Collect all lines below with the string "maja".

> Supplied records
* * * * *

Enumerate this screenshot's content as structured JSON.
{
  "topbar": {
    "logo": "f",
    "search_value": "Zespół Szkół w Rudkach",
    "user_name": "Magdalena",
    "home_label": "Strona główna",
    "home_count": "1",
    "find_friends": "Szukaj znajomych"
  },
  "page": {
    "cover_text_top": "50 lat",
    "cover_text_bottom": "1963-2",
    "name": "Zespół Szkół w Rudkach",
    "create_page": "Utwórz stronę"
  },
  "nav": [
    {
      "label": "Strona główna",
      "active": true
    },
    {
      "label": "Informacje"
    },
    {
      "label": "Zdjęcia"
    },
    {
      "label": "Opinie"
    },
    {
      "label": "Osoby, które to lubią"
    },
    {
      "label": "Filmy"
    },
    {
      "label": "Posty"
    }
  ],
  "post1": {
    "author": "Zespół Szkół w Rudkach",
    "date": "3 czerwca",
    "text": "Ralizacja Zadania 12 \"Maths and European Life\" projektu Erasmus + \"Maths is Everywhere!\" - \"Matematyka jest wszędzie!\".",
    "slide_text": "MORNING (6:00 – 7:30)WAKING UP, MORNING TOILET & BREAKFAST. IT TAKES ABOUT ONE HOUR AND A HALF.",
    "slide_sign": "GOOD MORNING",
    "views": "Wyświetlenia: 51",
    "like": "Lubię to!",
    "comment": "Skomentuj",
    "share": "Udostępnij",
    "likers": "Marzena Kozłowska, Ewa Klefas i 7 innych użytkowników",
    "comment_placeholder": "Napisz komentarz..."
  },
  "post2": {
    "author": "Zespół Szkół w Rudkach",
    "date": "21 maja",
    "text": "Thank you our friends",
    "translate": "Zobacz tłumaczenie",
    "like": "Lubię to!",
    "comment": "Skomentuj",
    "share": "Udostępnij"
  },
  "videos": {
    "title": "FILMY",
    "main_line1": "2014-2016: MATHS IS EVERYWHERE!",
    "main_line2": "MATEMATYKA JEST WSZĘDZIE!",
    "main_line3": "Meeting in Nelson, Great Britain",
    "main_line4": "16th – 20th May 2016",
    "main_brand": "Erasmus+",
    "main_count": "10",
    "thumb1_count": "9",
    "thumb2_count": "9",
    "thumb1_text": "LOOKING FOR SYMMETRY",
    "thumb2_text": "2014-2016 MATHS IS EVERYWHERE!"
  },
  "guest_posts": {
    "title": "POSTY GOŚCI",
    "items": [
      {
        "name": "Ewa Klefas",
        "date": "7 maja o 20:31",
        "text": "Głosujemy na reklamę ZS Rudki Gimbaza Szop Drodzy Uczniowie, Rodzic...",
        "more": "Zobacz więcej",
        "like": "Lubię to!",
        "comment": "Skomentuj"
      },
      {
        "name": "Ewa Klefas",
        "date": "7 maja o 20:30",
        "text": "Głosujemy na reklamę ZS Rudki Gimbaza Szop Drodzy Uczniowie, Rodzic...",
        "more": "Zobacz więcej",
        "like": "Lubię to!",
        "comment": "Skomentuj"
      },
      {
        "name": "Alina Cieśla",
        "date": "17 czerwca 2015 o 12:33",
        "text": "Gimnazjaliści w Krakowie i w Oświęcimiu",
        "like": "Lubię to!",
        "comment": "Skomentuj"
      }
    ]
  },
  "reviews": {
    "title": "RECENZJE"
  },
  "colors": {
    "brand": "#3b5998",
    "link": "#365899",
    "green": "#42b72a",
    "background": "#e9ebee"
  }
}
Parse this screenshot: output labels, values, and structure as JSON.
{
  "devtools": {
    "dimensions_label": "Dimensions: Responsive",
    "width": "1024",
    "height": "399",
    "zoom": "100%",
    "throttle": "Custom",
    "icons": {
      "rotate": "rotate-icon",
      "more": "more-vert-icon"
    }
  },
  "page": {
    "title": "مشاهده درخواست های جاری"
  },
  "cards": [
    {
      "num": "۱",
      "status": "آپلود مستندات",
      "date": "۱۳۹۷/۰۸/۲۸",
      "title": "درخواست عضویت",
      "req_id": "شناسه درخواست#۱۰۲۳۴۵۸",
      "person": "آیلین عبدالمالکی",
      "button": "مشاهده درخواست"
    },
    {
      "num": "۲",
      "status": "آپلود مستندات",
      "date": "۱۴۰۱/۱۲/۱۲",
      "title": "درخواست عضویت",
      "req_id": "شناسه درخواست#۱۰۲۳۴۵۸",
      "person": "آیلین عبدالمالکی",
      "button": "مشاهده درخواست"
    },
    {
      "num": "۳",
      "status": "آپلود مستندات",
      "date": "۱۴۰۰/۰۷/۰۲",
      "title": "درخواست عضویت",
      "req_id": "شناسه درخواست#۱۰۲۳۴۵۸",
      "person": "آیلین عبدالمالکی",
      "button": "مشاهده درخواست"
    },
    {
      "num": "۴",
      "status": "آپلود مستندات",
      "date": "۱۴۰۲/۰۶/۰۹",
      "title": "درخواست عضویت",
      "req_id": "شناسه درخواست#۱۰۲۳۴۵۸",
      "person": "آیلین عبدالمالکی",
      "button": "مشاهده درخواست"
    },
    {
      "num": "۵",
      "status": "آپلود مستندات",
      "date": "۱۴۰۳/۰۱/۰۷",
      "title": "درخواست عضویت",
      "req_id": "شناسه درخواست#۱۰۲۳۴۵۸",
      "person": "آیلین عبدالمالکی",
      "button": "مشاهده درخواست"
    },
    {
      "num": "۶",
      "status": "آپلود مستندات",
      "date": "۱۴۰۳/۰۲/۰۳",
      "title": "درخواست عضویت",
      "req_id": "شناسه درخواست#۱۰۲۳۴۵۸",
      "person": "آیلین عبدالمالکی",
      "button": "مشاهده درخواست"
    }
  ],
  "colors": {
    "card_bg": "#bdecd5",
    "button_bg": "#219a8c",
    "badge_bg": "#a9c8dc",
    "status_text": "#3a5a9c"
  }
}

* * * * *

> Response to this task
    "date": "21 maja",
        "date": "7 maja o 20:31",
        "date": "7 maja o 20:30",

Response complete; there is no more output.